#### Task item
For each line of the data below that holds "value", copy the line.

#### Records for the exercise
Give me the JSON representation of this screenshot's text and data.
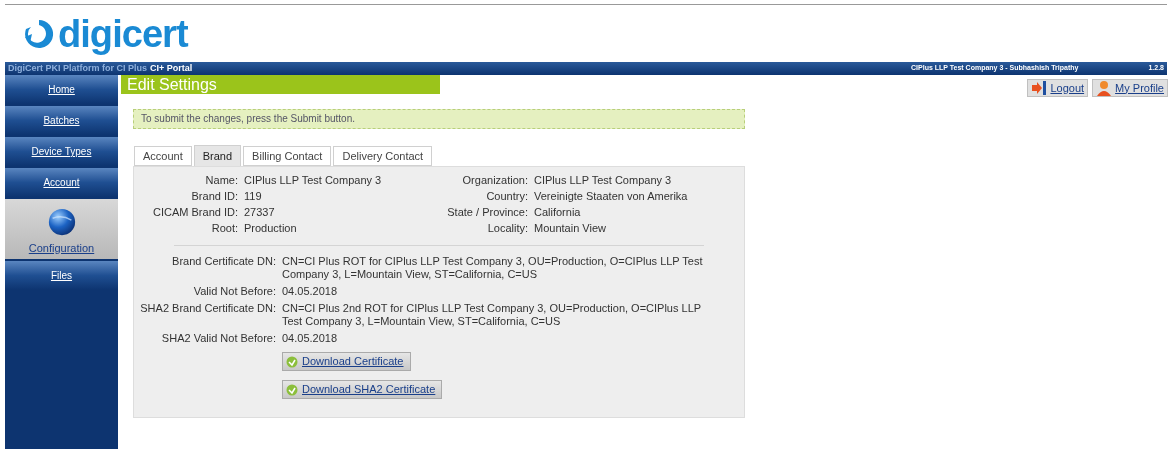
{
  "logo": {
    "text": "digicert"
  },
  "header": {
    "platform": "DigiCert PKI Platform for CI Plus",
    "portal": "CI+ Portal",
    "user": "CIPlus LLP Test Company 3 - Subhashish Tripathy",
    "version": "1.2.8"
  },
  "sidebar": {
    "items": [
      {
        "label": "Home",
        "selected": false
      },
      {
        "label": "Batches",
        "selected": false
      },
      {
        "label": "Device Types",
        "selected": false
      },
      {
        "label": "Account",
        "selected": false
      },
      {
        "label": "Configuration",
        "selected": true
      },
      {
        "label": "Files",
        "selected": false
      }
    ]
  },
  "page_title": "Edit Settings",
  "top_links": [
    {
      "label": "Logout",
      "kind": "logout"
    },
    {
      "label": "My Profile",
      "kind": "profile"
    }
  ],
  "notice": "To submit the changes, press the Submit button.",
  "tabs": [
    {
      "label": "Account",
      "selected": false
    },
    {
      "label": "Brand",
      "selected": true
    },
    {
      "label": "Billing Contact",
      "selected": false
    },
    {
      "label": "Delivery Contact",
      "selected": false
    }
  ],
  "brand": {
    "left": [
      {
        "label": "Name:",
        "value": "CIPlus LLP Test Company 3"
      },
      {
        "label": "Brand ID:",
        "value": "119"
      },
      {
        "label": "CICAM Brand ID:",
        "value": "27337"
      },
      {
        "label": "Root:",
        "value": "Production"
      }
    ],
    "right": [
      {
        "label": "Organization:",
        "value": "CIPlus LLP Test Company 3"
      },
      {
        "label": "Country:",
        "value": "Vereinigte Staaten von Amerika"
      },
      {
        "label": "State / Province:",
        "value": "California"
      },
      {
        "label": "Locality:",
        "value": "Mountain View"
      }
    ],
    "certificates": [
      {
        "label": "Brand Certificate DN:",
        "value": "CN=CI Plus ROT for CIPlus LLP Test Company 3, OU=Production, O=CIPlus LLP Test Company 3, L=Mountain View, ST=California, C=US"
      },
      {
        "label": "Valid Not Before:",
        "value": "04.05.2018"
      },
      {
        "label": "SHA2 Brand Certificate DN:",
        "value": "CN=CI Plus 2nd ROT for CIPlus LLP Test Company 3, OU=Production, O=CIPlus LLP Test Company 3, L=Mountain View, ST=California, C=US"
      },
      {
        "label": "SHA2 Valid Not Before:",
        "value": "04.05.2018"
      }
    ],
    "buttons": [
      "Download Certificate",
      "Download SHA2 Certificate"
    ]
  }
}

#### Answer to this exercise
        "value": "CIPlus LLP Test Company 3"
        "value": "119"
        "value": "27337"
        "value": "Production"
        "value": "CIPlus LLP Test Company 3"
        "value": "Vereinigte Staaten von Amerika"
        "value": "California"
        "value": "Mountain View"
        "value": "CN=CI Plus ROT for CIPlus LLP Test Company 3, OU=Production, O=CIPlus LLP Test Company 3, L=Mountain View, ST=California, C=US"
        "value": "04.05.2018"
        "value": "CN=CI Plus 2nd ROT for CIPlus LLP Test Company 3, OU=Production, O=CIPlus LLP Test Company 3, L=Mountain View, ST=California, C=US"
        "value": "04.05.2018"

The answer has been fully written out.